Between 24 July and 3 August Marts screened the British cable repair ship SS Cambria during repairs on communications cables off the Brazilian coast. Thence, she joined Escort Division 24 on hunter-killer patrols in the Atlantic. Operating with Tripoli (CVE-64), she made four offensive ASW patrols out of Recife between 22 August and 12 November. After completing sonar repairs at Bahia, Brazil, she sailed to Trinidad, where she arrived on 5 December to resume convoy escort duty. From 6 to 18 December she screened a merchant convoy to Recife; thence, she continued escort duty between Brazilian Ports and Trinidad until the end of January 1945.

Marts joined Cincinnati (CL-6) at Bahia on 1 February and escorted the cruiser on patrol in the South Atlantic until returning to Recife on 10 February.

Post-War deactivation and decommissioning[edit]

USS Marts at sea.

Scheduled for transfer under lend lease to the Brazilian government, she steamed to the Brazilian naval base at Natal on 2 March, and there trained Brazilian sailors. Marts decommissioned on 20 March 1945 and recommissioned the same day in the Brazilian Navy as Bocaina (D-22). On 30 June 1953, she was returned to the United States and simultaneously transferred outright to Brazil under terms of the Mutual Defense Assistance Program. She continued to serve in the Brazilian Navy until struck and scrapped in 1975.
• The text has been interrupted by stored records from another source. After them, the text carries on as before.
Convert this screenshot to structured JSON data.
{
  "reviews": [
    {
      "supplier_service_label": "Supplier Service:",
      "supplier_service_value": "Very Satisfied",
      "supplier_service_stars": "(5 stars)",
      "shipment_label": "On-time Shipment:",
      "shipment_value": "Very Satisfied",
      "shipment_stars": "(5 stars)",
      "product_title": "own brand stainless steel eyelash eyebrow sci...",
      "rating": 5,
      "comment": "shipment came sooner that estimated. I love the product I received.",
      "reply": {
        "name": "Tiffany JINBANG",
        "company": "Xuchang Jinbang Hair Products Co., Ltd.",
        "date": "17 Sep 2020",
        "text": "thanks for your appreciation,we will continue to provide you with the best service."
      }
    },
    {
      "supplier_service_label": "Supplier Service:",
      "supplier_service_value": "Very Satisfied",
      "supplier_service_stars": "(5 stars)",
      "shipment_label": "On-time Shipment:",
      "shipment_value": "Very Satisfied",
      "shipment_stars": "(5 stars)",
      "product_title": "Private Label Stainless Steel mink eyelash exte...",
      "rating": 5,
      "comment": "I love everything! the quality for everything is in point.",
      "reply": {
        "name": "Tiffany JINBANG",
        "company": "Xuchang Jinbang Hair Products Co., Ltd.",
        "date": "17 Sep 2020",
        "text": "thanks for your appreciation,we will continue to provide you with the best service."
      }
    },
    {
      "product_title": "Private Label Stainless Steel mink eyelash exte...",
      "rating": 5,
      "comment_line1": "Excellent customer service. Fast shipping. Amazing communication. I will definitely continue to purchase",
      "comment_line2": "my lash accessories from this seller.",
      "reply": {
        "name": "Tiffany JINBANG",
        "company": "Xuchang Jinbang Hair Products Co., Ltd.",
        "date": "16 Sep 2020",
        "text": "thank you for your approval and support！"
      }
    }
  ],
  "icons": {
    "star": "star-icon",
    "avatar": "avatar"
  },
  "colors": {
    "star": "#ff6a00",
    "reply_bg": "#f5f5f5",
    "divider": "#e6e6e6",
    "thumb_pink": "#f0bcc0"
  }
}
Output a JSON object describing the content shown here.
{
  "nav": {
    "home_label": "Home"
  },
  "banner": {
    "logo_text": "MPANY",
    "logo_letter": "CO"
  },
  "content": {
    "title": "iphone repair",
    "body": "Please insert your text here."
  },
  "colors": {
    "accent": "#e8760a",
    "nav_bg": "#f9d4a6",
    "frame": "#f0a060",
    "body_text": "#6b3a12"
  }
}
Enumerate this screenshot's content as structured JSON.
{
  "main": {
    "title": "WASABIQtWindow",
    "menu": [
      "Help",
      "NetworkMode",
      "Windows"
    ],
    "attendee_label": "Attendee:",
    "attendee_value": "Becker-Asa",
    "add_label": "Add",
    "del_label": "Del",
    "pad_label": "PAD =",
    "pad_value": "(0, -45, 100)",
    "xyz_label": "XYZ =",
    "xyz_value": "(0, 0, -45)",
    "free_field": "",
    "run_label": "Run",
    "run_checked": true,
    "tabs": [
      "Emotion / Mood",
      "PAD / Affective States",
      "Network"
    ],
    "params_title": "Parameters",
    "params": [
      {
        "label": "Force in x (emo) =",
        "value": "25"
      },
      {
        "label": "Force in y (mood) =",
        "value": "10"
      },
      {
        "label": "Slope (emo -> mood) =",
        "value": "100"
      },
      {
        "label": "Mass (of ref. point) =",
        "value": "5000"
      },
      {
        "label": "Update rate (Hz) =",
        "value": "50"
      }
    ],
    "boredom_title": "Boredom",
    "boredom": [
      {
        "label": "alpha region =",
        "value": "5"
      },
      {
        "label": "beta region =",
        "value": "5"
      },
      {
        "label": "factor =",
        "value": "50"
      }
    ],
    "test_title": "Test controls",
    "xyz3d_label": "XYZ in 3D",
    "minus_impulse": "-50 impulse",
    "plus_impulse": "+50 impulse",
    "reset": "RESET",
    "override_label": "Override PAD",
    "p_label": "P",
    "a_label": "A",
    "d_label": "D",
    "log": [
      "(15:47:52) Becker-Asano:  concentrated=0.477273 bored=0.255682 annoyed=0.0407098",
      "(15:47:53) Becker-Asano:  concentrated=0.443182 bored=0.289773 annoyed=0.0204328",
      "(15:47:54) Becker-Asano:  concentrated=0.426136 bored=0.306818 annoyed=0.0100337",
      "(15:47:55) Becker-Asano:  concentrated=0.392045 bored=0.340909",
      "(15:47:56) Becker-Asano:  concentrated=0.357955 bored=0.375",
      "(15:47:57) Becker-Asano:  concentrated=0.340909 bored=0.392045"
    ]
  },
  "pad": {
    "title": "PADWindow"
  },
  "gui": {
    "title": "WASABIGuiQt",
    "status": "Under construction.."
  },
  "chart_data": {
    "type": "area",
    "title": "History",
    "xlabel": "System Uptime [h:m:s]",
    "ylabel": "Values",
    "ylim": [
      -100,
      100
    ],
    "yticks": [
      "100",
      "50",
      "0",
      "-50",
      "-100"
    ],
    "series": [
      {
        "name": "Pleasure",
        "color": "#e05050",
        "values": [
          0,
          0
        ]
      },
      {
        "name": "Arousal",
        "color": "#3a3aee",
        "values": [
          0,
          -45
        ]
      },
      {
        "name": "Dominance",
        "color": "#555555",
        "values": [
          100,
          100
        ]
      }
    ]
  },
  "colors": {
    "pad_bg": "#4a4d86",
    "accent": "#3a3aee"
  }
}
See also[edit]


This article incorporates text from the public domain Dictionary of American Naval Fighting Ships. The entry can be found here.

External links[edit]